I met my boss at the factory floor with the machines nosily pounding chips onto printed circuit boards.
“Boss, there is an upcoming conference organised by Intel in two weeks time,” I said. “It is about the new ball grid array packaging technology. The procurement engineer has included my name for the seminar and it is free. Just need to get your approval for me to attend.”
“No.” He replied.
I was shocked.
“Boss, but it is about a new technology that we’ll be implementing on the assembly line, it is good that I can attend. Besides, it is free and we won’t need to budget for it.”
“No.” He said again. “Why do you want to go? This packaging technology is not related to our department. It is about how our completed PCAs will be packaged in a box and shiped. It is about packaging technology, which simply means, it is just about boxes.”
When did Intel start making boxes?
“Boss, I think you misunderstood. You can check with the procurement engineer and he can confirm that it is not about boxes.”
“No need. The engineer has already called me and I’ve already told him you won’t be going.”
“But boss, I really think I should go, it is related to my work.” I can feel my temper rising but I spoke with a controlled tone.
“Fine. Then I’ll apply leave and attend the seminar. I’ll pay on my own.”
“No, you can’t do it.” He insisted.
“Because it has not been done before and I won’t allow it.”
A short shouting match ensued but it was drowned out by the assembly lines so no one overheard our ‘conversation’.
“Fine. Ok. I won’t go. Happy?” I stormed off.
Two weeks later, I applied leave knowing that my boss would have forgotten the exact dates of the seminar. As expected, he approved my leave. I bought my own flight tickets to Penang making sure that I am on the same flight with the other engineers of my company. I’ve arranged to ‘bunk’ in the room with a colleague whose boss of another department had approved his attending the seminar.
I was glad that I attended the conference. I learnt something that was related to my work. In fact, it gave me a better understanding and I was able to have a better appreciation of the problems related to BGAs in the later months when one of my new product started using BGA chip devices. In fact, I thought that the knowledge was important enough that I actually conducted a short and concise introductory course to my fellow engineers in my department – minus my boss, of course.
Ever since then, if I ever come across any arguement simply stating that “it cannot be done because it has not been done before”, it would really irk me.
Did I regret my decision? No. Did I break rules? Maybe.

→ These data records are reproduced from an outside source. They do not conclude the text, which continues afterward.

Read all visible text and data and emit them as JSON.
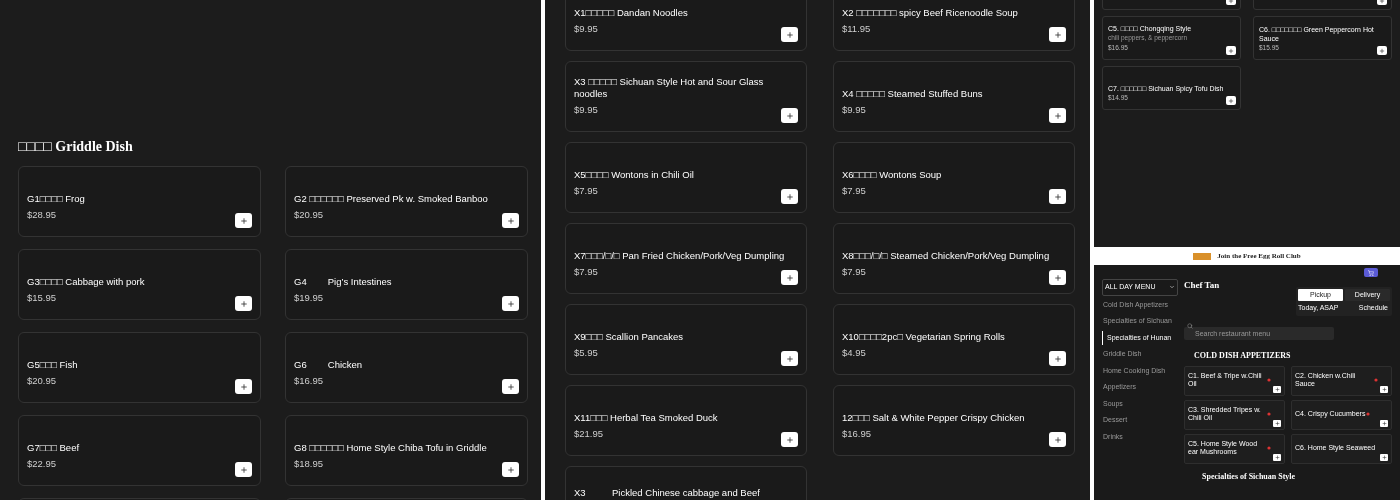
{
  "left_panel": {
    "section_title": "□□□□ Griddle Dish",
    "items": [
      {
        "name": "G1□□□□ Frog",
        "price": "$28.95"
      },
      {
        "name": "G2 □□□□□□ Preserved Pk w. Smoked Banboo",
        "price": "$20.95"
      },
      {
        "name": "G3□□□□ Cabbage with pork",
        "price": "$15.95"
      },
      {
        "name": "G4        Pig’s Intestines",
        "price": "$19.95"
      },
      {
        "name": "G5□□□ Fish",
        "price": "$20.95"
      },
      {
        "name": "G6        Chicken",
        "price": "$16.95"
      },
      {
        "name": "G7□□□ Beef",
        "price": "$22.95"
      },
      {
        "name": "G8 □□□□□□ Home Style Chiba Tofu in Griddle",
        "price": "$18.95"
      }
    ]
  },
  "middle_panel": {
    "items": [
      {
        "name": "X1□□□□□ Dandan Noodles",
        "price": "$9.95"
      },
      {
        "name": "X2 □□□□□□□ spicy Beef Ricenoodle Soup",
        "price": "$11.95"
      },
      {
        "name": "X3 □□□□□ Sichuan Style Hot and Sour Glass noodles",
        "price": "$9.95"
      },
      {
        "name": "X4 □□□□□ Steamed Stuffed Buns",
        "price": "$9.95"
      },
      {
        "name": "X5□□□□ Wontons in Chili Oil",
        "price": "$7.95"
      },
      {
        "name": "X6□□□□ Wontons Soup",
        "price": "$7.95"
      },
      {
        "name": "X7□□□/□/□ Pan Fried Chicken/Pork/Veg Dumpling",
        "price": "$7.95"
      },
      {
        "name": "X8□□□/□/□ Steamed Chicken/Pork/Veg Dumpling",
        "price": "$7.95"
      },
      {
        "name": "X9□□□ Scallion Pancakes",
        "price": "$5.95"
      },
      {
        "name": "X10□□□□2pc□ Vegetarian Spring Rolls",
        "price": "$4.95"
      },
      {
        "name": "X11□□□ Herbal Tea Smoked Duck",
        "price": "$21.95"
      },
      {
        "name": "12□□□ Salt & White Pepper Crispy Chicken",
        "price": "$16.95"
      },
      {
        "name": "X3          Pickled Chinese cabbage and Beef"
      }
    ]
  },
  "right_top_panel": {
    "items": [
      {
        "name": "C5. □□□□ Chongqing Style",
        "description": "chili peppers, & peppercorn",
        "price": "$16.95"
      },
      {
        "name": "C6. □□□□□□□ Green Peppercorn Hot Sauce",
        "price": "$15.95"
      },
      {
        "name": "C7. □□□□□□ Sichuan Spicy Tofu Dish",
        "price": "$14.95"
      }
    ]
  },
  "mini_page": {
    "top_bar": {
      "promo": "Join the Free Egg Roll Club"
    },
    "menu_select": {
      "value": "ALL DAY MENU"
    },
    "sidebar": [
      {
        "label": "Cold Dish Appetizers",
        "selected": false
      },
      {
        "label": "Specialties of Sichuan",
        "selected": false
      },
      {
        "label": "Specialties of Hunan",
        "selected": true
      },
      {
        "label": "Griddle Dish",
        "selected": false
      },
      {
        "label": "Home Cooking Dish",
        "selected": false
      },
      {
        "label": "Appetizers",
        "selected": false
      },
      {
        "label": "Soups",
        "selected": false
      },
      {
        "label": "Dessert",
        "selected": false
      },
      {
        "label": "Drinks",
        "selected": false
      }
    ],
    "restaurant": {
      "name": "Chef Tan"
    },
    "order_modes": [
      {
        "label": "Pickup",
        "selected": true
      },
      {
        "label": "Delivery",
        "selected": false
      }
    ],
    "time": {
      "value": "Today, ASAP",
      "button": "Schedule"
    },
    "search": {
      "placeholder": "Search restaurant menu"
    },
    "sections": [
      {
        "title": "COLD DISH APPETIZERS",
        "items": [
          {
            "name": "C1. Beef & Tripe w.Chili Oil",
            "spicy": true
          },
          {
            "name": "C2. Chicken w.Chili Sauce",
            "spicy": true
          },
          {
            "name": "C3. Shredded Tripes w. Chili Oil",
            "spicy": true
          },
          {
            "name": "C4. Crispy Cucumbers",
            "spicy": true
          },
          {
            "name": "C5. Home Style Wood ear Mushrooms",
            "spicy": true
          },
          {
            "name": "C6. Home Style Seaweed",
            "spicy": false
          }
        ]
      },
      {
        "title": "Specialties of Sichuan Style"
      }
    ]
  }
}
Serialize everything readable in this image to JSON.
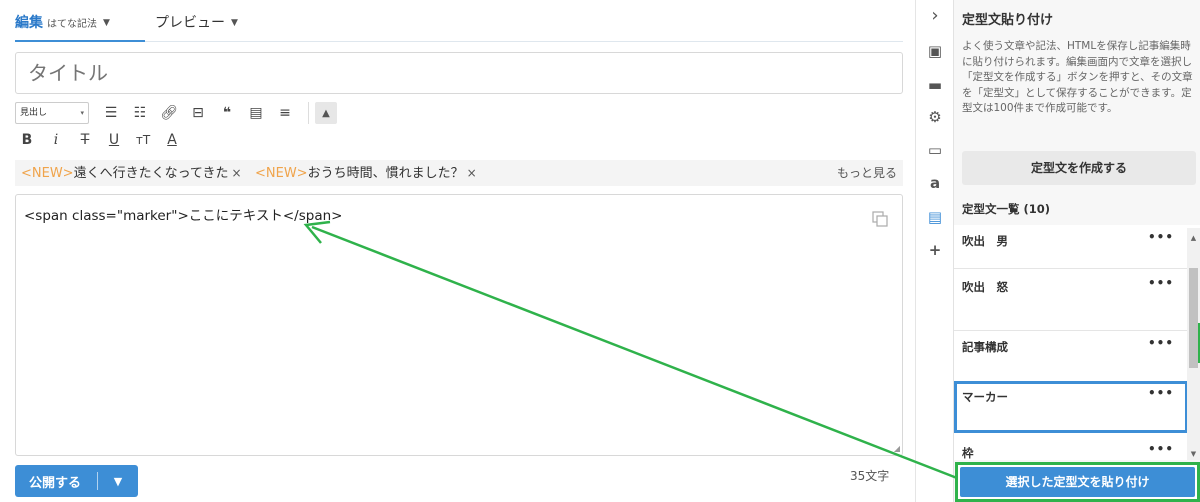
{
  "editor": {
    "tabs": [
      {
        "label": "編集",
        "sub": "はてな記法"
      },
      {
        "label": "プレビュー"
      }
    ],
    "title_placeholder": "タイトル",
    "heading_select": "見出し",
    "news": [
      {
        "tag": "<NEW>",
        "text": "遠くへ行きたくなってきた"
      },
      {
        "tag": "<NEW>",
        "text": "おうち時間、慣れました？"
      }
    ],
    "news_more": "もっと見る",
    "body": "<span class=\"marker\">ここにテキスト</span>",
    "publish_label": "公開する",
    "char_count": "35文字"
  },
  "rail": {
    "icons": [
      "chevron-right-icon",
      "photo-icon",
      "folder-icon",
      "gear-icon",
      "document-icon",
      "amazon-icon",
      "clipboard-icon",
      "plus-icon"
    ],
    "active": "clipboard-icon"
  },
  "panel": {
    "title": "定型文貼り付け",
    "description": "よく使う文章や記法、HTMLを保存し記事編集時に貼り付けられます。編集画面内で文章を選択し「定型文を作成する」ボタンを押すと、その文章を「定型文」として保存することができます。定型文は100件まで作成可能です。",
    "create_label": "定型文を作成する",
    "list_heading": "定型文一覧 (10)",
    "items": [
      {
        "name": "吹出　男",
        "more": "•••"
      },
      {
        "name": "吹出　怒",
        "more": "•••"
      },
      {
        "name": "記事構成",
        "more": "•••"
      },
      {
        "name": "マーカー",
        "more": "•••"
      },
      {
        "name": "枠",
        "more": "•••"
      }
    ],
    "selected_item": "マーカー",
    "paste_label": "選択した定型文を貼り付け"
  },
  "colors": {
    "accent": "#3d8ed6",
    "annotation": "#2fb24b",
    "new_tag": "#f0a44b"
  }
}
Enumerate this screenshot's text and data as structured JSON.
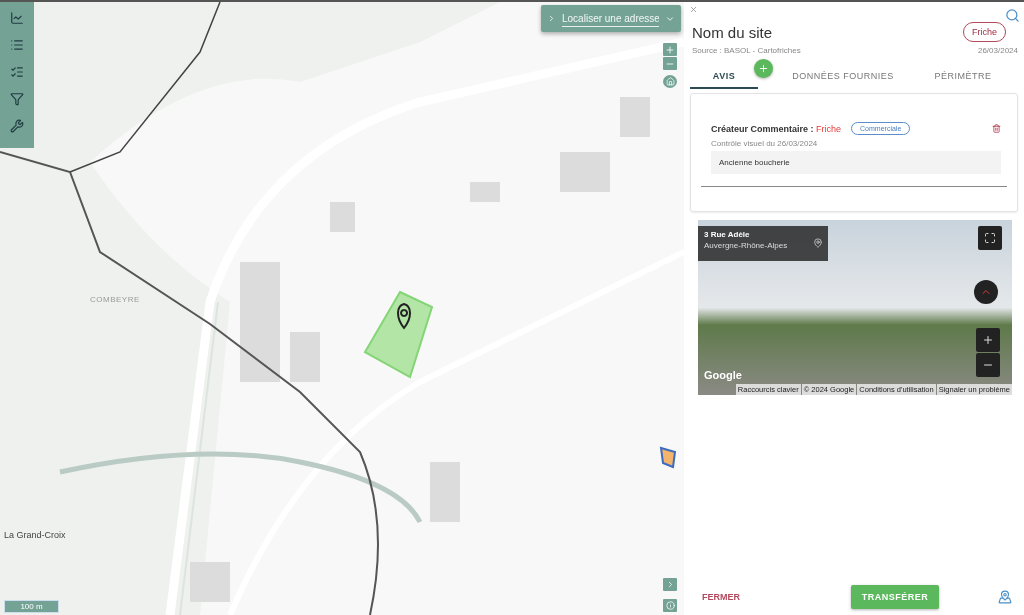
{
  "map": {
    "search": {
      "placeholder": "Localiser une adresse"
    },
    "place_labels": [
      {
        "text": "COMBEYRE",
        "kind": "district"
      },
      {
        "text": "La Grand-Croix",
        "kind": "town"
      }
    ],
    "scale": "100 m"
  },
  "panel": {
    "title": "Nom du site",
    "status": "Friche",
    "source": "Source : BASOL - Cartofriches",
    "date": "26/03/2024",
    "tabs": [
      {
        "label": "AVIS",
        "selected": true
      },
      {
        "label": "DONNÉES FOURNIES",
        "selected": false
      },
      {
        "label": "PÉRIMÈTRE",
        "selected": false
      }
    ],
    "comment": {
      "author": "Créateur Commentaire :",
      "status": "Friche",
      "tag": "Commerciale",
      "subtitle": "Contrôle visuel du 26/03/2024",
      "text": "Ancienne boucherie"
    },
    "street_view": {
      "address": "3 Rue Adèle",
      "region": "Auvergne-Rhône-Alpes",
      "logo": "Google",
      "links": [
        "Raccourcis clavier",
        "© 2024 Google",
        "Conditions d'utilisation",
        "Signaler un problème"
      ]
    },
    "buttons": {
      "close": "FERMER",
      "transfer": "TRANSFÉRER"
    }
  }
}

Don’t ever let people convince you that you can’t do it because they can’t. Don’t limit your potential based on other peoples expectations. Realise your own potential. Believe in your dreams. You have yourself to answer to.
P.S. The title of this post was inspired by Neon Genesis Evangelion.